## Required work
Within the records below, filter for lines carrying the word "direction" and copy them.

[Data excerpts]
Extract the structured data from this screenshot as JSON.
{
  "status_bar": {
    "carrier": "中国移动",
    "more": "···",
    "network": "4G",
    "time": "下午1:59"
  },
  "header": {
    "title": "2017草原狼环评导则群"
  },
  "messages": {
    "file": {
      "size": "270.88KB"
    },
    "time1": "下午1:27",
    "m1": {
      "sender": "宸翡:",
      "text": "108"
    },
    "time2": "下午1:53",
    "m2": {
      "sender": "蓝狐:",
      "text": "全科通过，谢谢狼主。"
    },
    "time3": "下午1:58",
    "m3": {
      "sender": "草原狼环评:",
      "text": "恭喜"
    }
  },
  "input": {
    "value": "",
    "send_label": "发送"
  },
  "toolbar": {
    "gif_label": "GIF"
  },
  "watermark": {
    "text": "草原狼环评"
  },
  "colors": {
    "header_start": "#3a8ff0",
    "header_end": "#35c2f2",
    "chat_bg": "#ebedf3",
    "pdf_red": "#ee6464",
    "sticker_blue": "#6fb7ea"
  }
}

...

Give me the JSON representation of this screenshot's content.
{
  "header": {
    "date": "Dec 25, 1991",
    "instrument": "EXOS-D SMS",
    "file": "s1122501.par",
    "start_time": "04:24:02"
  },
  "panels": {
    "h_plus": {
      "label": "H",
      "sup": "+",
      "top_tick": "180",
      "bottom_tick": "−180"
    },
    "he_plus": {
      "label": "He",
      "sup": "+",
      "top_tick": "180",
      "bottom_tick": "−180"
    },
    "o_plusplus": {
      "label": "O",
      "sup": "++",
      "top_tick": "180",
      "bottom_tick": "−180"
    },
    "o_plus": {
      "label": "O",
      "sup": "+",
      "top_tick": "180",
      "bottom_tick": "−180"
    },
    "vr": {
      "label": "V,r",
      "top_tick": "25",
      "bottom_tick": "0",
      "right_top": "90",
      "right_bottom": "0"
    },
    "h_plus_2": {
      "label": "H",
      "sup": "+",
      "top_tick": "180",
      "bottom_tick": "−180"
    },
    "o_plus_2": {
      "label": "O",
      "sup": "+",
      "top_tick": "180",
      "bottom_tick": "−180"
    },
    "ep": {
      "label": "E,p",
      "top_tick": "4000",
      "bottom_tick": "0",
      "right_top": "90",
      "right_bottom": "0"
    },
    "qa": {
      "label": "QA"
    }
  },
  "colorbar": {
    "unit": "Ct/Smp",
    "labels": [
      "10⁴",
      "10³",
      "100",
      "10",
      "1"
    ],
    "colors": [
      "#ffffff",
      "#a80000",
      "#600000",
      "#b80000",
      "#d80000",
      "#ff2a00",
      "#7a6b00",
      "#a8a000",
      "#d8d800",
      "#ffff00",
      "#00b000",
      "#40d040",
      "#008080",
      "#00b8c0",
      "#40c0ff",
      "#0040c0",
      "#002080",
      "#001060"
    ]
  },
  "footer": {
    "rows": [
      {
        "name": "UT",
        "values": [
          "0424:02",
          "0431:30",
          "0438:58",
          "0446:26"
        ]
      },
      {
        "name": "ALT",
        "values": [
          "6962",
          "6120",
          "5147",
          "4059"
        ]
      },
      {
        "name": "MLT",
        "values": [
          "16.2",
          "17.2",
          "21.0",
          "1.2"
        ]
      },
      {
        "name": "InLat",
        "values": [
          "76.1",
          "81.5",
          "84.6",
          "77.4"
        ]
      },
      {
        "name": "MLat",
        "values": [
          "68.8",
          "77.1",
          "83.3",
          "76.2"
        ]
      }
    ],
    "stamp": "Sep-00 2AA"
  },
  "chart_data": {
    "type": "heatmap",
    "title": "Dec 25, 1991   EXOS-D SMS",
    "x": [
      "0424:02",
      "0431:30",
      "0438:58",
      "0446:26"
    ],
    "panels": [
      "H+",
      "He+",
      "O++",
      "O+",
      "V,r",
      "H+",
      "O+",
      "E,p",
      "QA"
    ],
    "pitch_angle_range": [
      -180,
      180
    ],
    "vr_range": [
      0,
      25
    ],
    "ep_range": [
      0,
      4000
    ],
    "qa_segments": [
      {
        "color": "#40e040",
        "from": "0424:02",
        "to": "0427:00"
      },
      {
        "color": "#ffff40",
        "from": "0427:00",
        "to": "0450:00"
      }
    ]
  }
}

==

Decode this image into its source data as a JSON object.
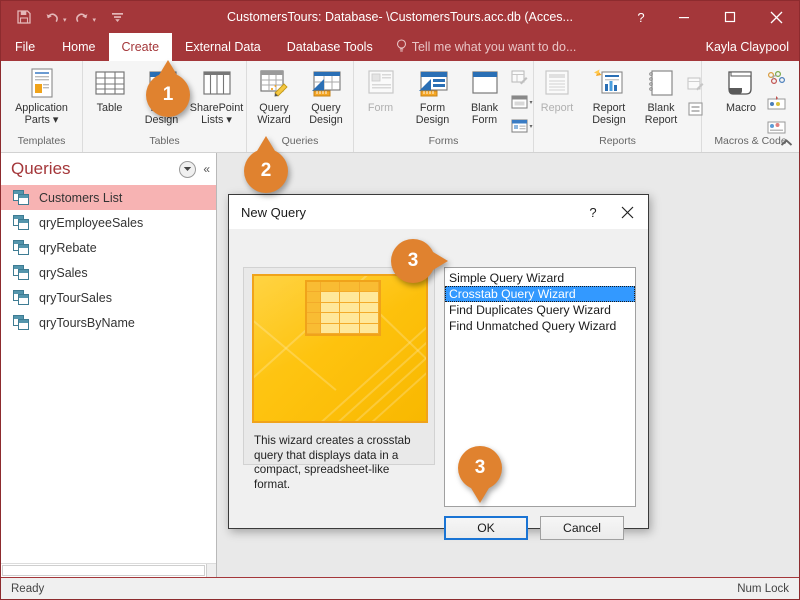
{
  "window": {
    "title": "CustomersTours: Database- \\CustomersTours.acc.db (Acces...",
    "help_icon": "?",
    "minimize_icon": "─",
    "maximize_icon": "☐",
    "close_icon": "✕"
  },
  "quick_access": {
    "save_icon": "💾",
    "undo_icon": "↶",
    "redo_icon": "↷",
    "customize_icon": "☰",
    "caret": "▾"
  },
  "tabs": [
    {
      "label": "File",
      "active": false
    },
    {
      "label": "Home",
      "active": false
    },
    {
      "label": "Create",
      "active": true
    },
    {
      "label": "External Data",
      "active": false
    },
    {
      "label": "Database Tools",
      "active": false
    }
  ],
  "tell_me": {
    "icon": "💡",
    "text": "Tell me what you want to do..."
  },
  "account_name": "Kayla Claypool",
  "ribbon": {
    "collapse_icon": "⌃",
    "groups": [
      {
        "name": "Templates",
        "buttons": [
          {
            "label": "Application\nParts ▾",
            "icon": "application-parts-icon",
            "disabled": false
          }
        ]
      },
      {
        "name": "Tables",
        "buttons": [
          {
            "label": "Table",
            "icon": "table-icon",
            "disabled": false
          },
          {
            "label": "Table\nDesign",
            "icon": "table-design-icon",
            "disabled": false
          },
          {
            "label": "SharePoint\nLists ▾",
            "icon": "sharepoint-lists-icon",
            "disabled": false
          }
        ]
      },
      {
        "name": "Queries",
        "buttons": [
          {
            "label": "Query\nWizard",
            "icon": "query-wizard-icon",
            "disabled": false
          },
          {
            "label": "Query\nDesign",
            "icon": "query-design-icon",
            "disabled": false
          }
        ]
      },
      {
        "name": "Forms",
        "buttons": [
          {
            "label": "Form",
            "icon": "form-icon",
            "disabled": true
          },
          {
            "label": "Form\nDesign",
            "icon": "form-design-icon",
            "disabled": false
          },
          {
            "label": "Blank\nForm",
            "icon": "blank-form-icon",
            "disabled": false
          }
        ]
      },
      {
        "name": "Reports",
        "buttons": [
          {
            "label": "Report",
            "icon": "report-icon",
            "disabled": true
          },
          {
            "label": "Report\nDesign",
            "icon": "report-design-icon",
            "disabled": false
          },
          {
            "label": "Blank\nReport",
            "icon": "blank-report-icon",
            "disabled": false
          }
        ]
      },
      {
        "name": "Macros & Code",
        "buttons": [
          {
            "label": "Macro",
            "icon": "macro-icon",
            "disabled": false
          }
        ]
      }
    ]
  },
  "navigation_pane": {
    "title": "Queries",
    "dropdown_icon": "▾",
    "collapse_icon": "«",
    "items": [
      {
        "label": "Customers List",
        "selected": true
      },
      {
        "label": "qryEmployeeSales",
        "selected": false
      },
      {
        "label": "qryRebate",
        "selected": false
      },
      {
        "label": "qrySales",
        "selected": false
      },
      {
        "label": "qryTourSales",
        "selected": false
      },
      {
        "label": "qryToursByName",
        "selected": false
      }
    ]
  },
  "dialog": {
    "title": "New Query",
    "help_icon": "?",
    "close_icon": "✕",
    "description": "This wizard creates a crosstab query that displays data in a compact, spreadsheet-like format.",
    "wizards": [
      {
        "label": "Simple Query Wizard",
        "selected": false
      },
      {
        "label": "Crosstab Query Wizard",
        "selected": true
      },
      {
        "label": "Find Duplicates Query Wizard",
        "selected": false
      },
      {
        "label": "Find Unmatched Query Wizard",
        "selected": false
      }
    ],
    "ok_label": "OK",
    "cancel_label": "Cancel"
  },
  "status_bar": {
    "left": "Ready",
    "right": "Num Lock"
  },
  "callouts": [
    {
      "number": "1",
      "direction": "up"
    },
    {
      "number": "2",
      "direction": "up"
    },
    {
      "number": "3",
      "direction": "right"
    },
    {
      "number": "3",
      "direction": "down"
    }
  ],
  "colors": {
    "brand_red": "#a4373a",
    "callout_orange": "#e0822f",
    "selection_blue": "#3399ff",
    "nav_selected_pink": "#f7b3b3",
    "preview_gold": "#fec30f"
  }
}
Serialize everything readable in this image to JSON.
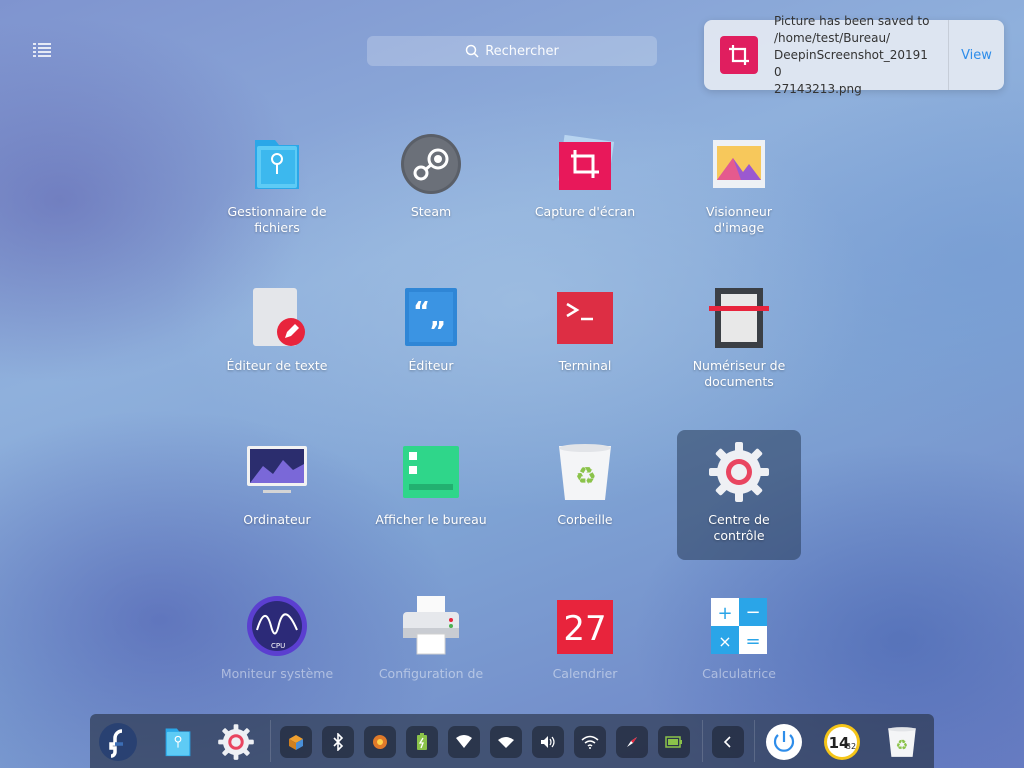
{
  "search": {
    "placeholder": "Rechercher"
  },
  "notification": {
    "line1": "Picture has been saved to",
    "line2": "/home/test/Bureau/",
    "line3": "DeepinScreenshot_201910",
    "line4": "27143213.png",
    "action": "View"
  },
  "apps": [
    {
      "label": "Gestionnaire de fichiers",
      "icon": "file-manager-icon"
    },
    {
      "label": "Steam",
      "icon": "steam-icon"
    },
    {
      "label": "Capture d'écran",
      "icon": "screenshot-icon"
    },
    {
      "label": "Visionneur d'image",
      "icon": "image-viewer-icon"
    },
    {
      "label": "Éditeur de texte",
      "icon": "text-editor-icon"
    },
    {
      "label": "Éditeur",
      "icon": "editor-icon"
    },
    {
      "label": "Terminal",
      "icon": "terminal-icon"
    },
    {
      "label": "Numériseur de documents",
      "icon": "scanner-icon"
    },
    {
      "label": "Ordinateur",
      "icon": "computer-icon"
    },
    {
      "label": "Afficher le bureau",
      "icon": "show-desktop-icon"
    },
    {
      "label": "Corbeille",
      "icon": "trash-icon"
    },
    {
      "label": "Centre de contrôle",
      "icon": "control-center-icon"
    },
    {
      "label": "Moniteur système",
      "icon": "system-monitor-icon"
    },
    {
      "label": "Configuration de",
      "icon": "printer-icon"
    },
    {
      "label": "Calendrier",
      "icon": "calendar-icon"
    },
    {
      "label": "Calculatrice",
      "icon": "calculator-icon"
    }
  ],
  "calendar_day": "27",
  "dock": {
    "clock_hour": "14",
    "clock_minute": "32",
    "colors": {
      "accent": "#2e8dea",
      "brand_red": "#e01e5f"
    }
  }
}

## Exercise answer
      "direction": "up"
      "direction": "up"
      "direction": "right"
      "direction": "down"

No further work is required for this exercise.